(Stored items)
'''

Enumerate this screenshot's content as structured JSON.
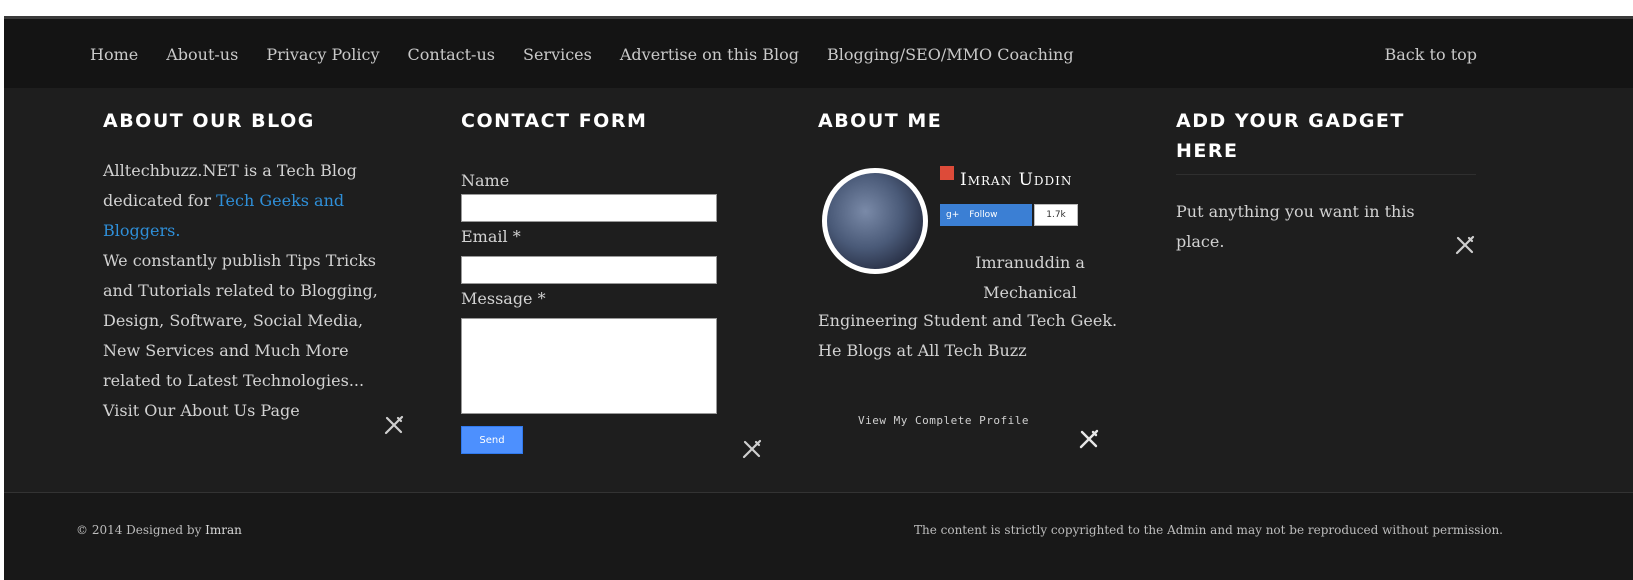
{
  "nav": {
    "links": [
      "Home",
      "About-us",
      "Privacy Policy",
      "Contact-us",
      "Services",
      "Advertise on this Blog",
      "Blogging/SEO/MMO Coaching"
    ],
    "back_to_top": "Back to top"
  },
  "about_blog": {
    "title": "ABOUT OUR BLOG",
    "intro": "Alltechbuzz.NET is a Tech Blog dedicated for ",
    "link": "Tech Geeks and Bloggers.",
    "body": "We constantly publish Tips Tricks and Tutorials related to Blogging, Design, Software, Social Media, New Services and Much More related to Latest Technologies...",
    "about_link": "Visit Our About Us Page"
  },
  "contact_form": {
    "title": "CONTACT FORM",
    "name_label": "Name",
    "email_label": "Email *",
    "message_label": "Message *",
    "send_label": "Send",
    "name_value": "",
    "email_value": "",
    "message_value": ""
  },
  "about_me": {
    "title": "ABOUT ME",
    "name": "Imran Uddin",
    "follow_label": "Follow",
    "follower_count": "1.7k",
    "bio_line1": "Imranuddin a Mechanical",
    "bio_line2": "Engineering Student and Tech Geek.",
    "bio_line3": "He Blogs at All Tech Buzz",
    "profile_link": "View My Complete Profile"
  },
  "gadget": {
    "title": "ADD YOUR GADGET HERE",
    "body": "Put anything you want in this place."
  },
  "footer": {
    "copyright_prefix": "© 2014 Designed by ",
    "designer": "Imran",
    "notice": "The content is strictly copyrighted to the Admin and may not be reproduced without permission."
  },
  "icons": {
    "edit_tool": "wrench-screwdriver-icon",
    "google_plus": "google-plus-icon"
  },
  "colors": {
    "background": "#1e1e1e",
    "nav_background": "#141414",
    "link_blue": "#2f8fd8",
    "send_button": "#4d90fe",
    "google_red": "#dd4b39"
  }
}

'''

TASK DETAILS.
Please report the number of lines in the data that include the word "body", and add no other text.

WRITTEN RESPONSE.
2